I can’t imagine my own life without the Bible. It’s the story I live inside of; it’s the story of my life. My story is part of a bigger story, with a beginning, middle and an end, and I am privileged to be a character in this story of God’s grace. I belong to a God, scripture tells me, a God who made the world in all its beauty, who wants me to notice and revel in how beautiful it is. I follow a Savior, the Bible tells me, a Savior who made his way into the world not to condemn me, or other people, or the world itself, but to save it; to love it into goodness and wholeness and life. I am empowered by a Spirit, this book tells me, a holy Spirit, that breathes power and energy into me and whispers words of encouragement and correction and tenderness, who helps me see my life as it was meant to be. It’s the story I live inside of, a story with miracles and magic, sinners and saints, a story where goodness is stronger than evil, love is stronger than hate, and life is stronger than death.
It is a story that, in spite of all the trials of this world – it has a happy ending.
I love the Bible. It didn’t always used to be that way. But I love it like a best friend. The Bible is how God talks to me. God doesn’t lecture me or scold me; it’s a conversation we’re having. Honestly, my sermons? They’re the conversations God and I are having in my head, and I just lay them out for you in hopes they’ll mean something.
But mostly what I hope for is that you’ll have that conversation, too. Because this Bible?
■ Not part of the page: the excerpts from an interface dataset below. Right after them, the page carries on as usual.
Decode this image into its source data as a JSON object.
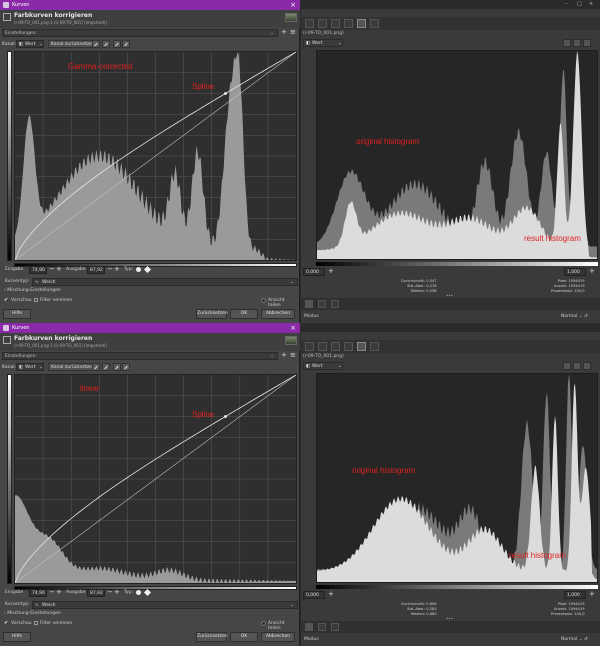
{
  "panels": [
    {
      "id": "top",
      "dialog": {
        "window_title": "Kurven",
        "header_title": "Farbkurven korrigieren",
        "header_subtitle": "(r-09-TO_001.png-1 ([r-09-TO_001] (imported))",
        "presets_label": "Einstellungen:",
        "channel_label": "Kanal:",
        "channel_value": "Wert",
        "channel_reset": "Kanal zurücksetzen",
        "input_label": "Eingabe",
        "input_value": "74,90",
        "output_label": "Ausgabe",
        "output_value": "87,92",
        "type_label": "Typ:",
        "curve_type_label": "Kurventyp:",
        "curve_type_value": "Weich",
        "blend_label": "Mischung-Einstellungen",
        "preview_label": "Vorschau",
        "split_label": "Filter vereinen",
        "split_view_label": "Ansicht teilen",
        "help_button": "Hilfe",
        "reset_button": "Zurücksetzen",
        "ok_button": "OK",
        "cancel_button": "Abbrechen",
        "annotation_main": "Gamma-corrected",
        "annotation_spline": "Spline",
        "histogram_shape": "gamma"
      },
      "dock": {
        "filename": "(r-09-TO_001.png)",
        "channel_value": "Wert",
        "range_min": "0,000",
        "range_max": "1,000",
        "stats_left_labels": [
          "Durchschnitt:",
          "Std.-Abw.:",
          "Median:"
        ],
        "stats_left_values": [
          "0,547",
          "0,278",
          "0,598"
        ],
        "stats_right_labels": [
          "Pixel:",
          "Anzahl:",
          "Prozentsatz:"
        ],
        "stats_right_values": [
          "1094419",
          "1094419",
          "100,0"
        ],
        "annotation_original": "original histogram",
        "annotation_result": "result histogram",
        "modus_label": "Modus",
        "normal_label": "Normal"
      }
    },
    {
      "id": "bottom",
      "dialog": {
        "window_title": "Kurven",
        "header_title": "Farbkurven korrigieren",
        "header_subtitle": "(r-09-TO_001.png-1 ([r-09-TO_001] (imported))",
        "presets_label": "Einstellungen:",
        "channel_label": "Kanal:",
        "channel_value": "Wert",
        "channel_reset": "Kanal zurücksetzen",
        "input_label": "Eingabe",
        "input_value": "74,90",
        "output_label": "Ausgabe",
        "output_value": "87,92",
        "type_label": "Typ:",
        "curve_type_label": "Kurventyp:",
        "curve_type_value": "Weich",
        "blend_label": "Mischung-Einstellungen",
        "preview_label": "Vorschau",
        "split_label": "Filter vereinen",
        "split_view_label": "Ansicht teilen",
        "help_button": "Hilfe",
        "reset_button": "Zurücksetzen",
        "ok_button": "OK",
        "cancel_button": "Abbrechen",
        "annotation_main": "linear",
        "annotation_spline": "Spline",
        "histogram_shape": "linear"
      },
      "dock": {
        "filename": "(r-09-TO_001.png)",
        "channel_value": "Wert",
        "range_min": "0,000",
        "range_max": "1,000",
        "stats_left_labels": [
          "Durchschnitt:",
          "Std.-Abw.:",
          "Median:"
        ],
        "stats_left_values": [
          "0,606",
          "0,283",
          "0,660"
        ],
        "stats_right_labels": [
          "Pixel:",
          "Anzahl:",
          "Prozentsatz:"
        ],
        "stats_right_values": [
          "1094419",
          "1094419",
          "100,0"
        ],
        "annotation_original": "original histogram",
        "annotation_result": "result histogram",
        "modus_label": "Modus",
        "normal_label": "Normal"
      }
    }
  ],
  "colors": {
    "titlebar": "#8a2aa8",
    "annotation": "#e02020",
    "hist_light": "#dcdcdc",
    "hist_mid": "#7a7a7a"
  }
}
It’s your story, too.
Rev. Karen Chakoian
First Presbyterian Church
[i] John Calvin, Commentary on Isaiah, 45:19, vol. 2, 421. Cited in Howard L. Rice, Reformed Spirituality, (Louisville: Westminster John Knox Press, 1991), 102.
[ii] Rice, 97.
[iii] Shirley C. Guthrie, Always Being Reformed: Faith for a Fragmented World (Louisville: Westminster John Knox Press, 1996), 24-29.
[iv] Barbara Brown Taylor, The Preaching Life, (Lanham, MD, Cowley Publications, 1993), 61.